Laboratory Test Abnormalities in Patients Treated With LONSURF: Laboratory test abnormalities in LONSURF‑treated patients vs placebo‑treated patients with mCRC, respectively, were anemia (77% vs 33%), neutropenia (67% vs 1%), and thrombocytopenia (42% vs 8%). In metastatic gastric cancer or GEJ, the test abnormalities, respectively, were neutropenia (66% vs 4%), anemia (63% vs 38%), and thrombocytopenia (34% vs 9%).
Please see full Prescribing Information.
About Taiho Oncology, Inc. (U.S.)
Taiho Oncology, Inc., a subsidiary of Taiho Pharmaceutical Co., Ltd. and Otsuka Holdings Co., Ltd., has established a world class clinical development organization that works urgently to develop innovative cancer treatments and has built a commercial business in the U.S. Taiho has an oral oncology pipeline consisting of both novel antimetabolic agents and selectively targeted agents. Advanced technology, dedicated researchers, and state of the art facilities are helping us to define the way the world treats cancer. It’s our work; it’s our passion; it’s our legacy.
For more information about Taiho Oncology, please visit:
For more information about Taiho Pharmaceutical Co., Ltd., please visit:
For more information about Otsuka Holdings Co., Ltd., please visit:
For more information about Servier, please visit:
U.S. Media Contact:
GCI Health on behalf of Taiho Oncology
1 Shitara K, Ozguroglu M, Bang YJ, et al. Pembrolizumab versus paclitaxel for previously treated, advanced gastric or gastro-oesophageal junction cancer (KEYNOTE-061): a randomised, open-label, controlled, phase 3 trial. Lancet. 2018;392(10142):123-133.
2 Shitara K, Doi T, Dvorkin M, et al. Trifluridine/tipiracil versus placebo in patients with heavily pretreated metastatic gastric cancer (TAGS): a randomised, double-blind, placebo-controlled, phase 3 trial. Lancet Oncol. 2018;19(11):1437-1448.
3 Orditura M, Galizia G, Sforza V, et al. Treatment of gastric cancer. World J Gastroenterol. 2014;20(7):1635-1649.
4 Kang YK, Boku N, Satoh T, et al. Nivolumab in patients with advanced gastric or gastro-oesophageal junction cancer refractory to, or intolerant of, at least two previous chemotherapy regimens (ONO-4538-12, ATTRACTION-2): a randomised, double-blind, placebo-controlled, phase 3 trial. Lancet. 2017;390(10111):2461-2471.

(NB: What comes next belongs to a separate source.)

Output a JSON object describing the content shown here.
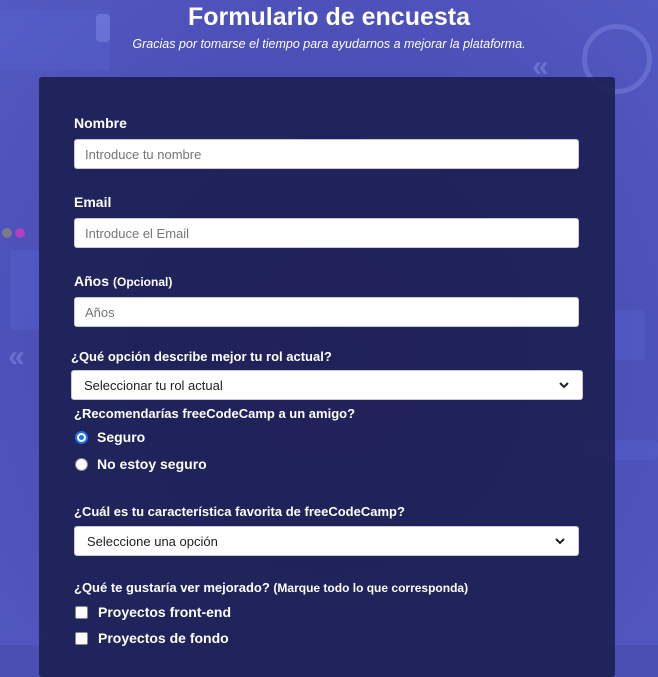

5 Wilke H, Muro K, Van Cutsem E, et al. Ramucirumab plus paclitaxel versus placebo plus paclitaxel in patients with previously treated advanced gastric or gastro-oesophageal junction adenocarcinoma (RAINBOW): a double-blind, randomised phase 3 trial. Lancet Oncol. 2014;15(11):1224-1235.
6 LONSURF [US prescribing information]; Princeton, NJ: Taiho Oncology, Inc.; 2019. 2019.